Dialogue Flybook V33i review
We saw the first incarnation of the Flybook a year ago, but found as many drawbacks as there were charms. It’s still in a class of its own, though: at 1.25kg, it’s much smaller and lighter than most ultraportables. But Dialogue has designed it to be just on the usable side of tiny.
Not that the Flybook is much like a conventional notebook. For a start, the screen swivels to convert it into a tiny slate tablet, with the comfortable flatworm-shaped stylus proving a great way to navigate. It’s certainly easier than using the trackpoint and mouse buttons arranged across the top of the main chassis.
As before, Dialogue uses the software of its subsidiary PenMount Touch Screen Solutions to power the stylus, and to reasonable effect. You still have a few disparate applets and windows floating around the Desktop to handle right-clicking and handwriting recognition, but at least the latter has noticeably improved. Toggling the riteRen recognition software in the System Tray lets you scribble over the whole 9in TFT without affecting the applications displayed – a boon when jotting down notes in a meeting.
If you can keep your scribble fairly legible, the software has around 90% accuracy, so poring over errors on the train home wasn’t too laborious. That’s just as well, as the keyboard itself has plenty of foibles. The recessed spacebar isn’t conducive to hitting with your thumb when typing in full flow, the single-width right Shift key is annoyingly hard to hit with a little finger, and the small apostrophe and full stop keys lead to many punctuation errors. For light editing and small documents, it serves its purpose, but it’s a relief to get back to the office. There are two docking stations available: one for the desk and the other, more unusually, for the car.
The 1,024 x 600 screen is fine for document reading and editing, but the restricted height is a problem for some applications. That includes the Catalyst Control Center, which gives access to the settings of the ATi GPU embedded in the Xpress 200M chipset. Based around the X300, it’s just enough to cope with the full Windows Vista Aero interface should you wish to upgrade next year. The change in chipset over the previous Flybook is necessitated by the change in CPU: the low-power, low-performance Transmeta Crusoe has been replaced with a Pentium M running at 1.1GHz. With an application benchmark score of 0.53, it’s fast enough to cope with all the modern office applications you’ll be running. Unfortunately, the new CPU requires a fan to keep cool, and this tends to make an audible high-pitched whine.
And while the battery life seems to have suffered due to the new CPU – down from three hours’ intensive use to one-and-a-half – our review unit was supplied with a three-cell battery, whereas the retail version will have a six-cell model, roughly doubling the life expectancy.

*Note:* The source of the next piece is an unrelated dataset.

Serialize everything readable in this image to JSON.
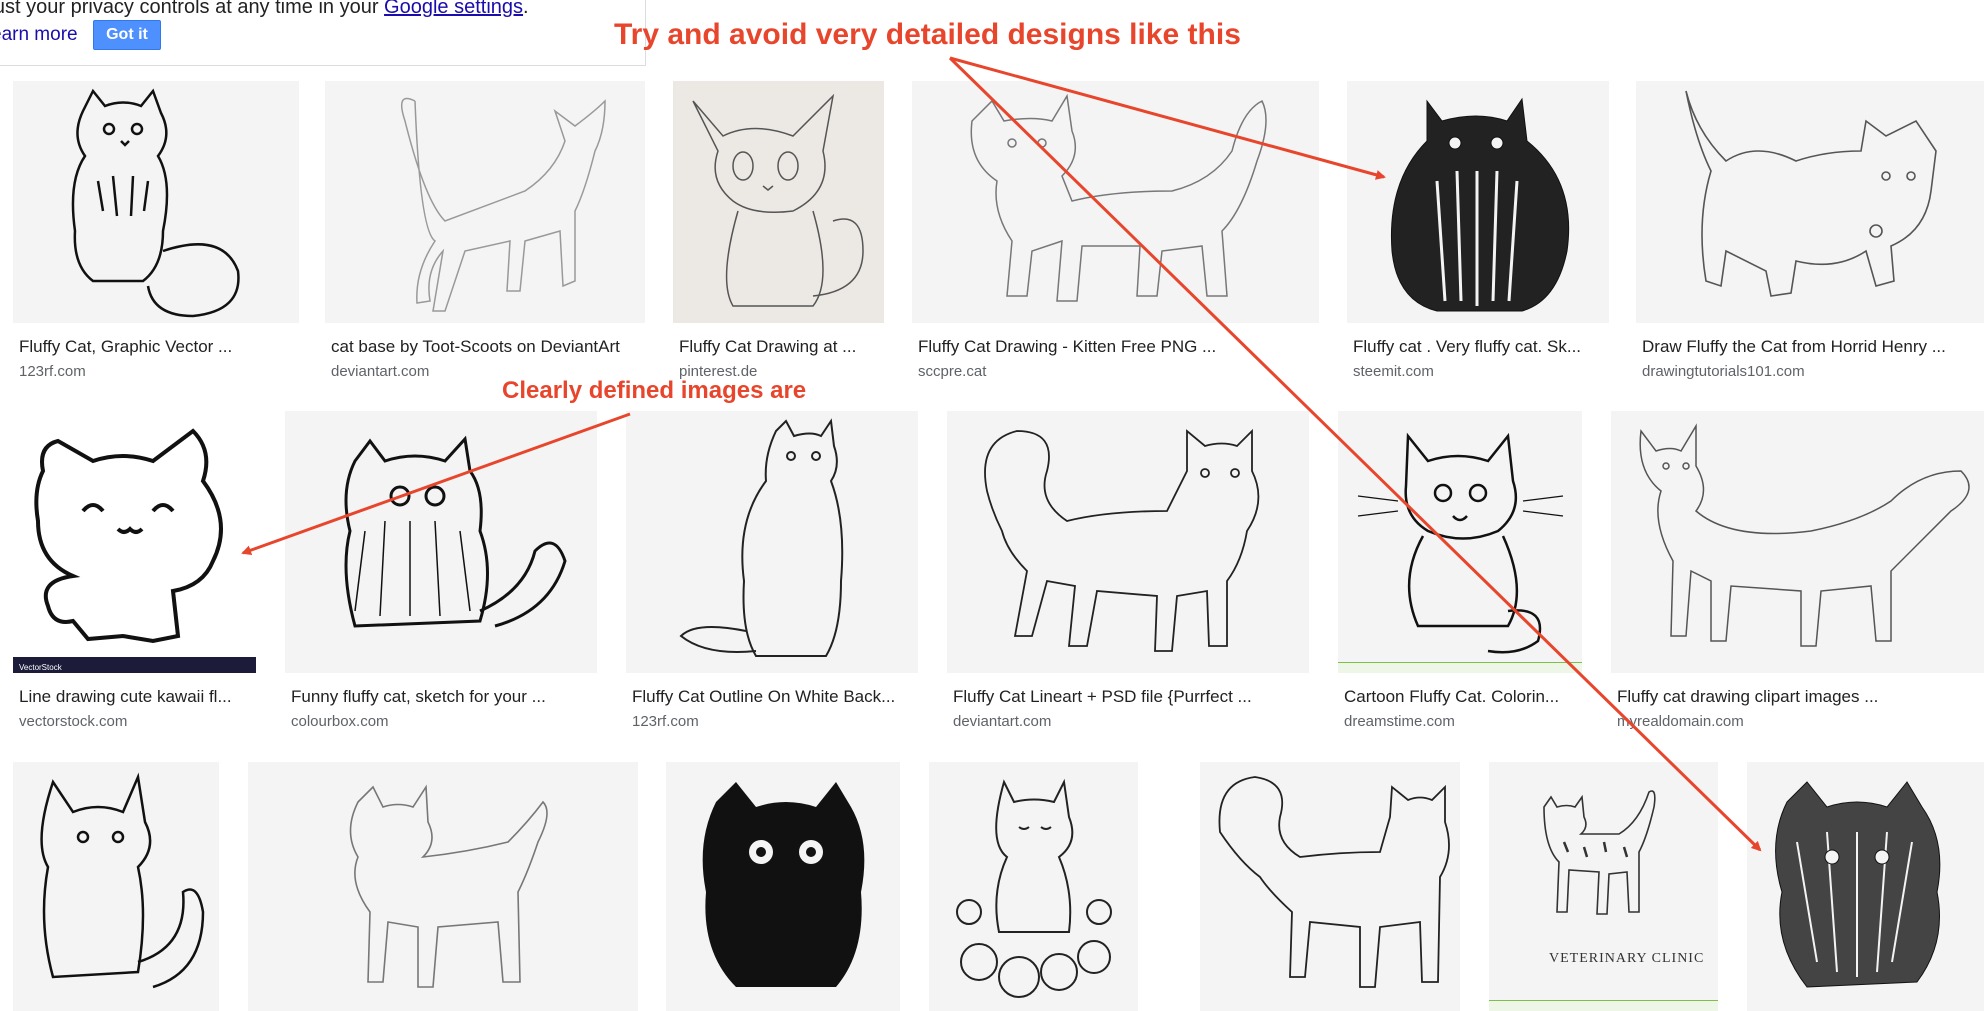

Speed was a slight concern with the previous Flybook, but the quality of the touchscreen was our main qualm. Components from the lid construction pressed through the back of the crystal film layer in a potentially destructive way. Unfortunately, the same is true of this Flybook, with pressure points rippling the screen under the slightest pressure on the lid or from the stylus. The supplied carry case offers little protection for the Flybook in luggage and has no room for the charger either. There’s a two-year return-to-base warranty offered, though, which at least gives us a little more faith.
While the lid offers scant protection, the base is more ruggedly built. Similar to the previous Flybook, the battery is placed at the fore, pushing the generous supply of ports to the rear. Two USB 2 ports join two mini-FireWire and a Type II PC Card slot. There are D-SUB and composite video outputs, plus the 10/100 Ethernet and modem ports to complement the 802.11 b/g wireless inside. Of potentially even greater use, on the left side you’ll find a SIM slot. It supports GPRS and EDGE data connections, which are handy should Wi-Fi fail you when roaming. There’s also a microphone above the screen and two speakers on the base underneath it, which could prove useful for VoIP calls.